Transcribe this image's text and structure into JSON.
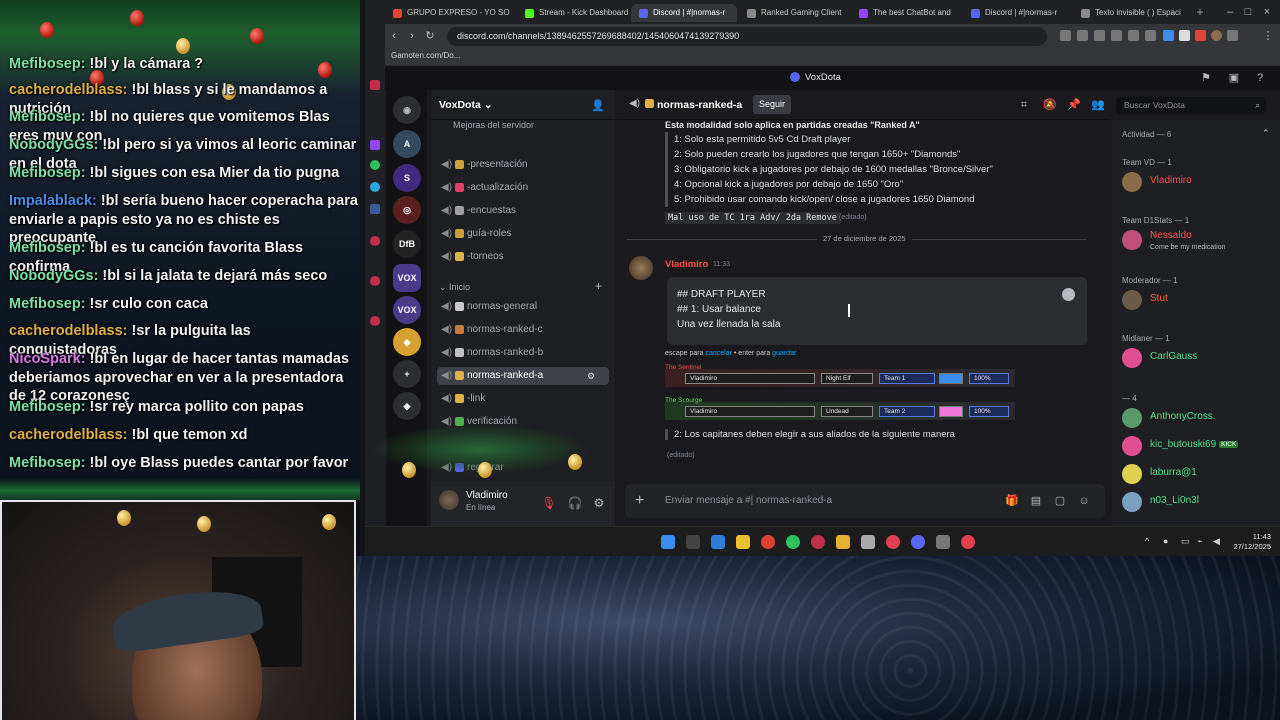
{
  "stream_chat": {
    "messages": [
      {
        "user": "Mefibosep:",
        "text": "!bl y la cámara ?",
        "color": "#7fe0a6"
      },
      {
        "user": "cacherodelblass:",
        "text": "!bl blass y si le mandamos a nutrición",
        "color": "#e0b048"
      },
      {
        "user": "Mefibosep:",
        "text": "!bl no quieres que vomitemos Blas eres muy con",
        "color": "#7fe0a6"
      },
      {
        "user": "NobodyGGs:",
        "text": "!bl pero si ya vimos al leoric caminar en el dota",
        "color": "#7fe0a6"
      },
      {
        "user": "Mefibosep:",
        "text": "!bl sigues con esa Mier da tio pugna",
        "color": "#7fe0a6"
      },
      {
        "user": "Impalablack:",
        "text": "!bl sería bueno hacer coperacha para enviarle a papis esto ya no es chiste es preocupante",
        "color": "#4f8be8"
      },
      {
        "user": "Mefibosep:",
        "text": "!bl es tu canción favorita Blass confirma",
        "color": "#7fe0a6"
      },
      {
        "user": "NobodyGGs:",
        "text": "!bl si la jalata te dejará más seco",
        "color": "#7fe0a6"
      },
      {
        "user": "Mefibosep:",
        "text": "!sr culo con caca",
        "color": "#7fe0a6"
      },
      {
        "user": "cacherodelblass:",
        "text": "!sr la pulguita las conquistadoras",
        "color": "#e0b048"
      },
      {
        "user": "NicoSpark:",
        "text": "!bl en lugar de hacer tantas mamadas deberiamos aprovechar en ver a la presentadora de 12 corazonesç",
        "color": "#d57be8"
      },
      {
        "user": "Mefibosep:",
        "text": "!sr rey marca pollito con papas",
        "color": "#7fe0a6"
      },
      {
        "user": "cacherodelblass:",
        "text": "!bl que temon xd",
        "color": "#e0b048"
      },
      {
        "user": "Mefibosep:",
        "text": "!bl oye Blass puedes cantar por favor",
        "color": "#7fe0a6"
      }
    ]
  },
  "browser": {
    "tabs": [
      {
        "label": "GRUPO EXPRESO - YO SO",
        "color": "#e0443a"
      },
      {
        "label": "Stream - Kick Dashboard",
        "color": "#53fc18"
      },
      {
        "label": "Discord | #|normas-r",
        "color": "#5865f2"
      },
      {
        "label": "Ranked Gaming Client",
        "color": "#8a8a8a"
      },
      {
        "label": "The best ChatBot and",
        "color": "#9146ff"
      },
      {
        "label": "Discord | #|normas-r",
        "color": "#5865f2"
      },
      {
        "label": "Texto invisible ( ) Espaci",
        "color": "#8a8a8a"
      }
    ],
    "url": "discord.com/channels/1389462557269688402/1454060474139279390",
    "bookmark": "Gamoten.com/Do..."
  },
  "discord": {
    "window_title": "VoxDota",
    "server_name": "VoxDota",
    "server_header_extra": "Mejoras del servidor",
    "servers": [
      "DfB"
    ],
    "channels_top": [
      {
        "label": "-presentación"
      },
      {
        "label": "-actualización"
      },
      {
        "label": "-encuestas"
      },
      {
        "label": "guía-roles"
      },
      {
        "label": "-torneos"
      }
    ],
    "category": "Inicio",
    "channels_bottom": [
      {
        "label": "normas-general",
        "active": false
      },
      {
        "label": "normas-ranked-c",
        "active": false
      },
      {
        "label": "normas-ranked-b",
        "active": false
      },
      {
        "label": "normas-ranked-a",
        "active": true
      },
      {
        "label": "-link",
        "active": false
      },
      {
        "label": "verificación",
        "active": false
      },
      {
        "label": "registrar",
        "active": false
      }
    ],
    "user": {
      "name": "Vladimiro",
      "status": "En línea"
    },
    "channel_header": {
      "title": "normas-ranked-a",
      "follow": "Seguir"
    },
    "search_placeholder": "Buscar VoxDota",
    "messages": {
      "pinned_heading": "Esta modalidad solo aplica en partidas creadas \"Ranked A\"",
      "rules": [
        "1: Solo esta permitido 5v5 Cd Draft player",
        "2: Solo pueden crearlo los jugadores que tengan 1650+ \"Diamonds\"",
        "3: Obligatorio kick a jugadores por debajo de 1600 medallas \"Bronce/Silver\"",
        "4: Opcional kick a jugadores por debajo de 1650 \"Oro\"",
        "5: Prohibido usar comando kick/open/ close a jugadores 1650 Diamond"
      ],
      "misuse_code": "Mal uso de TC 1ra Adv/ 2da Remove",
      "edited": "(editado)",
      "date_separator": "27 de diciembre de 2025",
      "author": "Vladimiro",
      "time": "11:33",
      "editing_lines": [
        "## DRAFT PLAYER",
        "## 1: Usar balance",
        "Una vez llenada la sala"
      ],
      "edit_hint_prefix": "escape para",
      "edit_hint_cancel": "cancelar",
      "edit_hint_mid": "• enter para",
      "edit_hint_save": "guardar",
      "panels": [
        {
          "label": "The Sentinel",
          "label_color": "#ff4d4d",
          "name": "Vladimiro",
          "race": "Night Elf",
          "team": "Team 1",
          "swatch": "#3b8ef0",
          "handicap": "100%"
        },
        {
          "label": "The Scourge",
          "label_color": "#6adf5a",
          "name": "Vladimiro",
          "race": "Undead",
          "team": "Team 2",
          "swatch": "#f07ad8",
          "handicap": "100%"
        }
      ],
      "rule2": "2: Los capitanes deben elegir a sus aliados de la siguiente manera",
      "rule2_edited": "(editado)"
    },
    "composer_placeholder": "Enviar mensaje a #| normas-ranked-a",
    "members": {
      "activity": "Actividad — 6",
      "groups": [
        {
          "name": "Team VD — 1",
          "members": [
            {
              "name": "Vladimiro",
              "sub": "",
              "color": "#ff4d4d",
              "avatar": "#8a6b4a"
            }
          ]
        },
        {
          "name": "Team D1Stats — 1",
          "members": [
            {
              "name": "Nessaldo",
              "sub": "Come be my medication",
              "color": "#ff4d4d",
              "avatar": "#c0507a"
            }
          ]
        },
        {
          "name": "Moderador — 1",
          "members": [
            {
              "name": "Stut",
              "sub": "",
              "color": "#ff5a3c",
              "avatar": "#6b5a4a"
            }
          ]
        },
        {
          "name": "Midlaner — 1",
          "members": [
            {
              "name": "CarlGauss",
              "sub": "",
              "color": "#4fe08a",
              "avatar": "#e05090"
            }
          ]
        },
        {
          "name": "— 4",
          "members": [
            {
              "name": "AnthonyCross.",
              "sub": "",
              "color": "#4fe08a",
              "avatar": "#5a9a6a"
            },
            {
              "name": "kic_butouski69",
              "sub": "",
              "color": "#4fe08a",
              "avatar": "#e05090",
              "badge": "KICK"
            },
            {
              "name": "laburra@1",
              "sub": "",
              "color": "#4fe08a",
              "avatar": "#e0d050"
            },
            {
              "name": "n03_Li0n3l",
              "sub": "",
              "color": "#4fe08a",
              "avatar": "#7aa0c0"
            }
          ]
        }
      ]
    }
  },
  "taskbar": {
    "time": "11:43",
    "date": "27/12/2025"
  }
}
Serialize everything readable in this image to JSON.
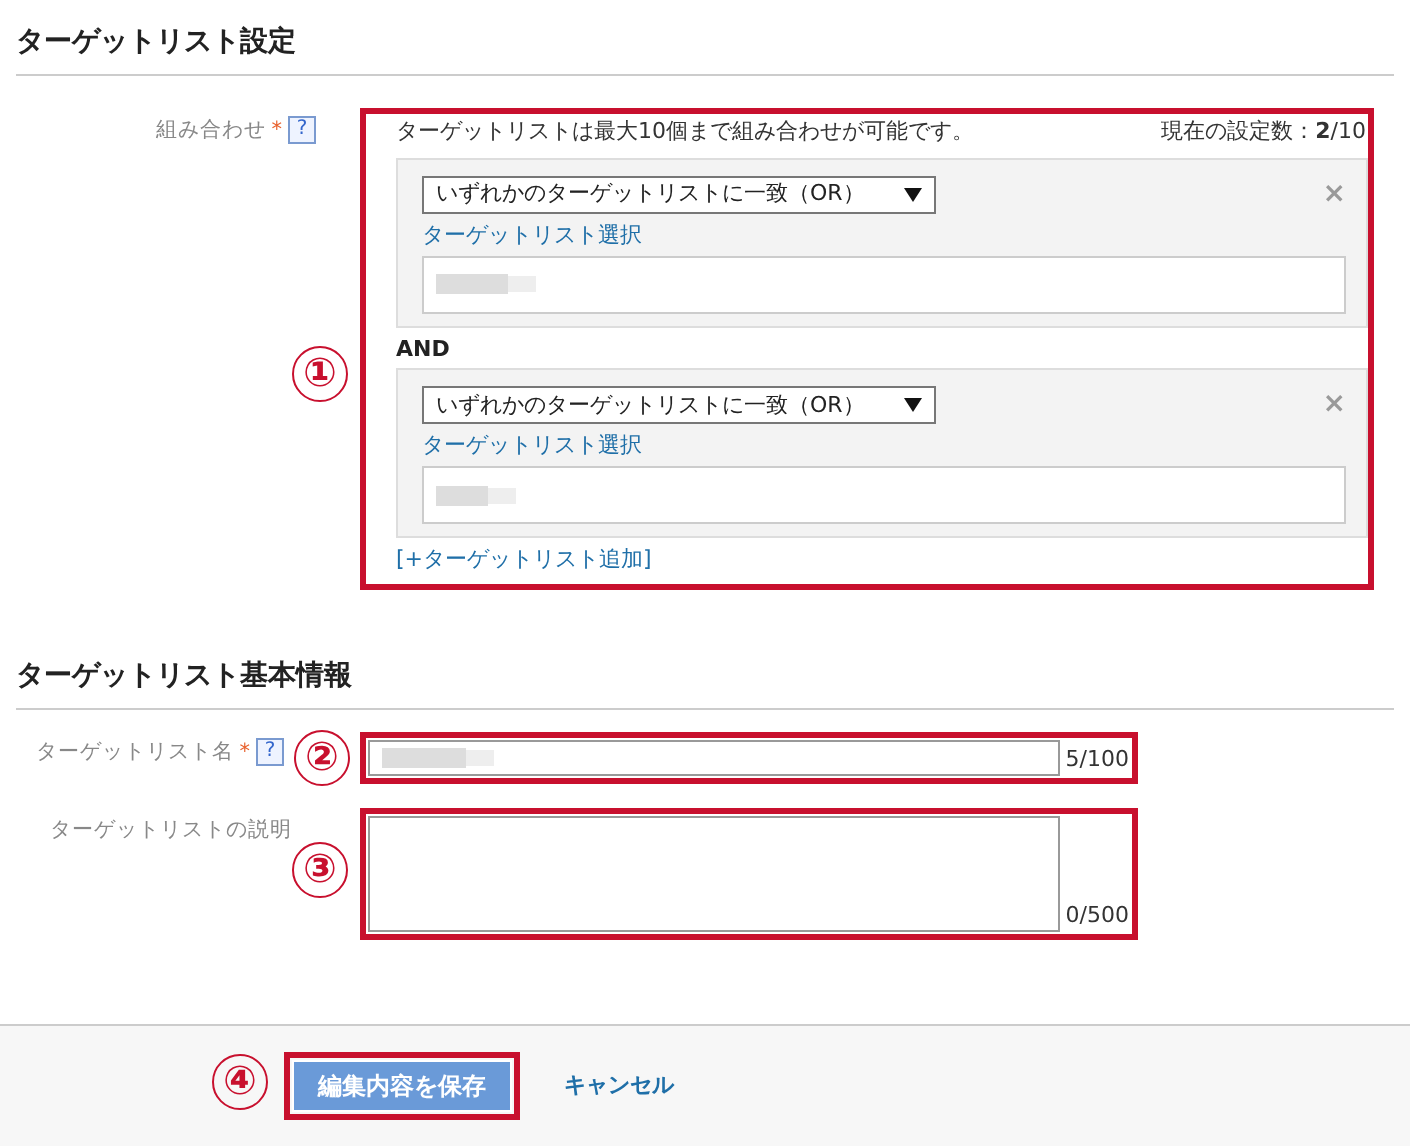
{
  "target_list_settings": {
    "title": "ターゲットリスト設定",
    "combination": {
      "label": "組み合わせ",
      "required_mark": "*",
      "help": "?",
      "callout": "①",
      "note": "ターゲットリストは最大10個まで組み合わせが可能です。",
      "count": "現在の設定数：**2**/10",
      "groups": [
        {
          "match_select": "いずれかのターゲットリストに一致（OR）",
          "select_link": "ターゲットリスト選択",
          "remove": "×"
        },
        {
          "match_select": "いずれかのターゲットリストに一致（OR）",
          "select_link": "ターゲットリスト選択",
          "remove": "×"
        }
      ],
      "connector": "AND",
      "add_link": "[+ターゲットリスト追加]"
    }
  },
  "basic_info": {
    "title": "ターゲットリスト基本情報",
    "fields": [
      {
        "kind": "text",
        "label": "ターゲットリスト名",
        "required_mark": "*",
        "help": "?",
        "callout": "②",
        "counter": "5/100"
      },
      {
        "kind": "textarea",
        "label": "ターゲットリストの説明",
        "callout": "③",
        "counter": "0/500"
      }
    ]
  },
  "footer": {
    "callout": "④",
    "save": "編集内容を保存",
    "cancel": "キャンセル"
  }
}
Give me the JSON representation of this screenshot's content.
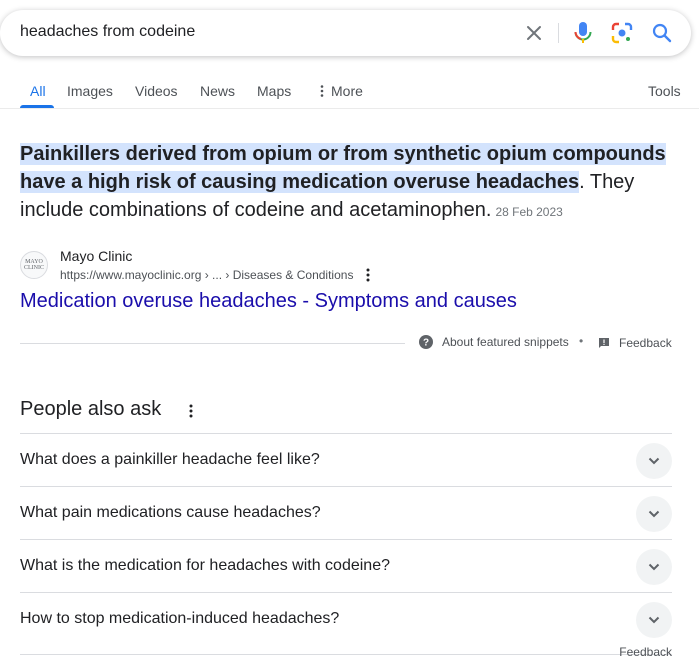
{
  "search": {
    "query": "headaches from codeine"
  },
  "tabs": [
    {
      "label": "All",
      "active": true
    },
    {
      "label": "Images"
    },
    {
      "label": "Videos"
    },
    {
      "label": "News"
    },
    {
      "label": "Maps"
    },
    {
      "label": "More"
    }
  ],
  "tools_label": "Tools",
  "snippet": {
    "highlight": "Painkillers derived from opium or from synthetic opium compounds have a high risk of causing medication overuse headaches",
    "rest": ". They include combinations of codeine and acetaminophen.",
    "date": "28 Feb 2023",
    "source": {
      "favicon_text": "MAYO CLINIC",
      "name": "Mayo Clinic",
      "url": "https://www.mayoclinic.org › ... › Diseases & Conditions"
    },
    "title": "Medication overuse headaches - Symptoms and causes",
    "about_label": "About featured snippets",
    "separator": "•",
    "feedback_label": "Feedback"
  },
  "paa": {
    "title": "People also ask",
    "questions": [
      "What does a painkiller headache feel like?",
      "What pain medications cause headaches?",
      "What is the medication for headaches with codeine?",
      "How to stop medication-induced headaches?"
    ],
    "feedback_label": "Feedback"
  },
  "colors": {
    "accent": "#1a73e8",
    "link": "#1a0dab",
    "highlight": "#d3e3fd"
  }
}
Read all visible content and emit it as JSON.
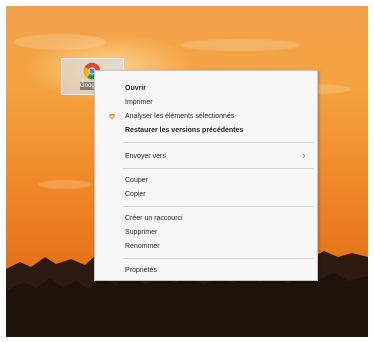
{
  "desktop": {
    "icon_label": "Google Chrome",
    "icon_name": "chrome-icon"
  },
  "context_menu": {
    "items": [
      {
        "label": "Ouvrir"
      },
      {
        "label": "Imprimer"
      },
      {
        "label": "Analyser les éléments sélectionnés",
        "icon": "shield-icon"
      },
      {
        "label": "Restaurer les versions précédentes"
      },
      {
        "label": "Envoyer vers",
        "submenu_icon": "chevron-right-icon"
      },
      {
        "label": "Couper"
      },
      {
        "label": "Copier"
      },
      {
        "label": "Créer un raccourci"
      },
      {
        "label": "Supprimer"
      },
      {
        "label": "Renommer"
      },
      {
        "label": "Propriétés"
      }
    ]
  },
  "colors": {
    "sky_top": "#f2a24c",
    "sky_bottom": "#d66612",
    "treeline": "#2c1a10",
    "menu_background": "#f7f7f7",
    "selection_highlight": "#d6e0ee"
  }
}
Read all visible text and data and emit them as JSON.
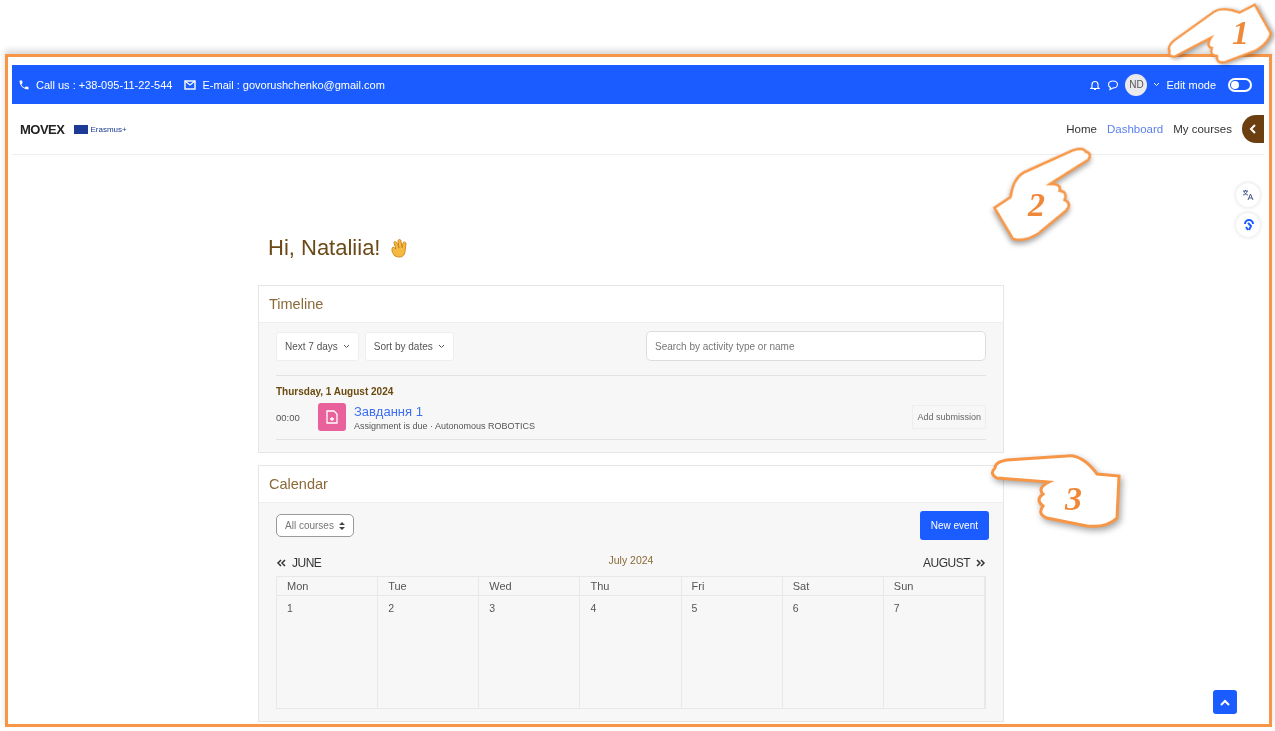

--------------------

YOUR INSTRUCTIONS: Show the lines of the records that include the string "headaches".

TASK ANSWER:
    "query": "headaches from codeine"
    "highlight": "Painkillers derived from opium or from synthetic opium compounds have a high risk of causing medication overuse headaches",
    "title": "Medication overuse headaches - Symptoms and causes",
      "What pain medications cause headaches?",
      "What is the medication for headaches with codeine?",
      "How to stop medication-induced headaches?"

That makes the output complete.